If you’re an author writing your first book, you’ve probably heard the terms “stylebook” or The Chicago Manual of Style and wondered what people were talking about. The Chicago Manual of Style is to book editors and publishers what the Bible is to preachers. More about that formidable tome in a moment, but first let’s talk about stylebooks in general.
Stylebooks vs Grammar Books
A stylebook is like a grammar book—full of definitive rules—except the rules it’s talking about don’t have only to do with grammar and punctuation, but also with style. “Style” in this sense doesn’t mean an author’s personal writing style, but rather, the style of a publishing house.
You see, book editors have to make lots of decisions that have nothing to do with grammar and punctuation. We must decide whether to put special terms in quotes (as I chose to do with the terms “style” and “stylebook”) or whether, instead, to write terms in italics (style and stylebook). Both ways are permissible from a grammar/punctuation perspective—it’s a question of style.

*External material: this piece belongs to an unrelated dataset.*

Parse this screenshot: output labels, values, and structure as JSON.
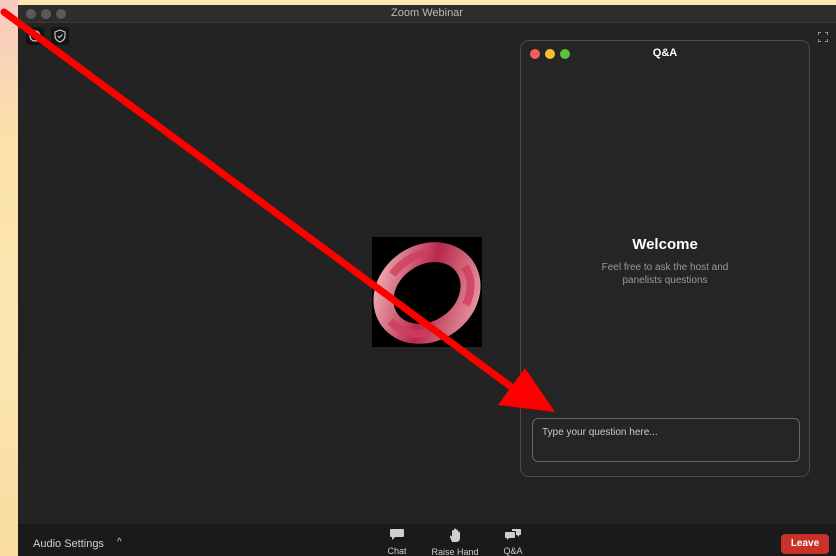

Other examples: Is the book editor going to spell out numbers or write them in Arabic numerals? Or spell out small numbers and put large numbers in numerals? Will she write out the word “percent” or use the symbol? Will she spell “catalog” as I just did here or use its variation, “catalogue”? Thousands of such decisions must be made in copy editing a book, and the editor needs to make one choice or the other, then consistently stick with it throughout the manuscript. Consistency is essential.

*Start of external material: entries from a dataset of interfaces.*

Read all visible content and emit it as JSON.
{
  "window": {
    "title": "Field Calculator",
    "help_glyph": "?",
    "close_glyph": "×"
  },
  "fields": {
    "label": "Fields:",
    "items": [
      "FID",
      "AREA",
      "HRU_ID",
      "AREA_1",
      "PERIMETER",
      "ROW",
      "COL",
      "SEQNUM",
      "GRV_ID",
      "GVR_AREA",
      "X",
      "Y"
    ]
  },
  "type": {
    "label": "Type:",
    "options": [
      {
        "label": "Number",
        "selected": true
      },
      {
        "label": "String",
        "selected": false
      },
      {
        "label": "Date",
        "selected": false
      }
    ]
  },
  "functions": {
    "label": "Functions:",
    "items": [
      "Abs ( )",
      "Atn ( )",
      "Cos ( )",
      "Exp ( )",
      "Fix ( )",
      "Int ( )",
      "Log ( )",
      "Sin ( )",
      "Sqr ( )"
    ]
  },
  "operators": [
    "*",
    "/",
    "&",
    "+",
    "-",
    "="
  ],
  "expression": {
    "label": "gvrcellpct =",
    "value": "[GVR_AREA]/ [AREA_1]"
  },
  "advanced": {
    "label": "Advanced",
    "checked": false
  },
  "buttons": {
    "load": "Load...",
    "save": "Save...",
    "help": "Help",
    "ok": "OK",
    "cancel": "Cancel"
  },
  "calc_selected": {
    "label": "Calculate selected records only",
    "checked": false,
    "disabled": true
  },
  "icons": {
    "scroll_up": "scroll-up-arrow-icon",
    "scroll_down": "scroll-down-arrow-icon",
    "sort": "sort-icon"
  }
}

Where It Gets Tricky
The danger is that around page 87, the editor doesn’t remember if the last time the word “percent” appeared she used the spelled-out version or the symbol. When this happens, she risks writing it the other way, inserting inconsistency into the book and spoiling its professional quality.
To prevent this sort of confusion, publishing houses create their own stylebooks (also called “style sheets”), in which they write down all of these style decisions. When I accept a book editing job from a publisher, they send me, along with the manuscript, their house style sheet—a list of decisions on how all style questions are to be handled. The decisions have already been made by the publishing house’s senior editors. All the editors who work for that publisher are expected to familiarize themselves with “the house style” and to follow it in their edits.
But if a publishing house were to write out all its style policies, they would have to write thousands of pages. So most of them use a pre-existing stylebook called The Chicago Manual of Style, and have their editors edit according to that, except for a few variations of their own that they spell out in the house style sheet.
The Chicago Manual of Style is a very large book, in very small print, that contains 956 pages and thousands of style decisions, plus every grammar rule you can imagine (and many more that you can’t). Professional editors have to study it, memorize most of it, and know where to quickly look up any parts they haven’t committed to memory. If you’re an American author preparing your manuscript for publication or submission, you’ll want to hire a professional freelance editor well-versed in the rules of The Chicago Manual of Style.
I say “American author,” because on the other side of the pond, the rules aren’t exactly the same. Most Brits edit according to a different stylebook: The Oxford Manual of Style. And there are other stylebooks widely used as well. For instance, if you were an academic writing a social studies dissertation, you’d want an editor versed in APA style. (APA stands for “American Psychological Association.”) If you were a newspaper editor, you’d edit according to the Associated Press Stylebook.
Get the picture? I might add that if you, the author, are unsure of grammar rules, The Chicago Manual of Style is a book worth consulting. It answers every question you could think of, but it does take some practice learning how to use. If you only have style questions, don’t be overly concerned. Your editor—if she’ a genuine one, trained in the publishing industry—will make sure the final version of your manuscript conforms to all the rules of “the Chicago.”
Ask the Revealing Question
And that prompts me to add a word of warning . . . when choosing an editor to prep your book for self-publication or submission to an agent or publisher, don’t assume because prospects answer yes to “Do you use The Chicago Manual of Style?” they actually do. Even charlatans posing as online freelance editors know “yes” is the right response to that question.
Instead, when selecting an editor, find out where they worked in the industry and what title they held in their publishing house. If they were a copy editor (a junior editor) or higher, they have had the training, and you can trust them to edit for grammar, punctuation, and style issues. If they were a proofreader, secretary, administrator, or even an acquisitions editor at a book publishing house, they have not been trained in the Chicago. Remember that if they were a newspaper copy editor, they also have not had the training (because newspapers follow different rules and use a completely different stylebook than books use).
Publishing house copy editors are qualified to edit for grammar and punctuation and to make style decisions. What copy editors are not trained in is developmental editing, sometimes called “substantive editing.” If you want your book reviewed for content—macroscopic issues, such as structure, consistency, organization, flow, tone, clarity, voice, and redundancy (in fiction it would be all of the above plus plot development, tension, pacing, dialog, character arc, description, point of view, setups and payoffs), then you are in need of a full-scale, senior editor—a developmental editor. Developmental editors supervise and train copy editors. Only they have the requisite skills to offer reliable advice on the content issues of your book.
Jessi Rita Hoffman … book editing by an industry professional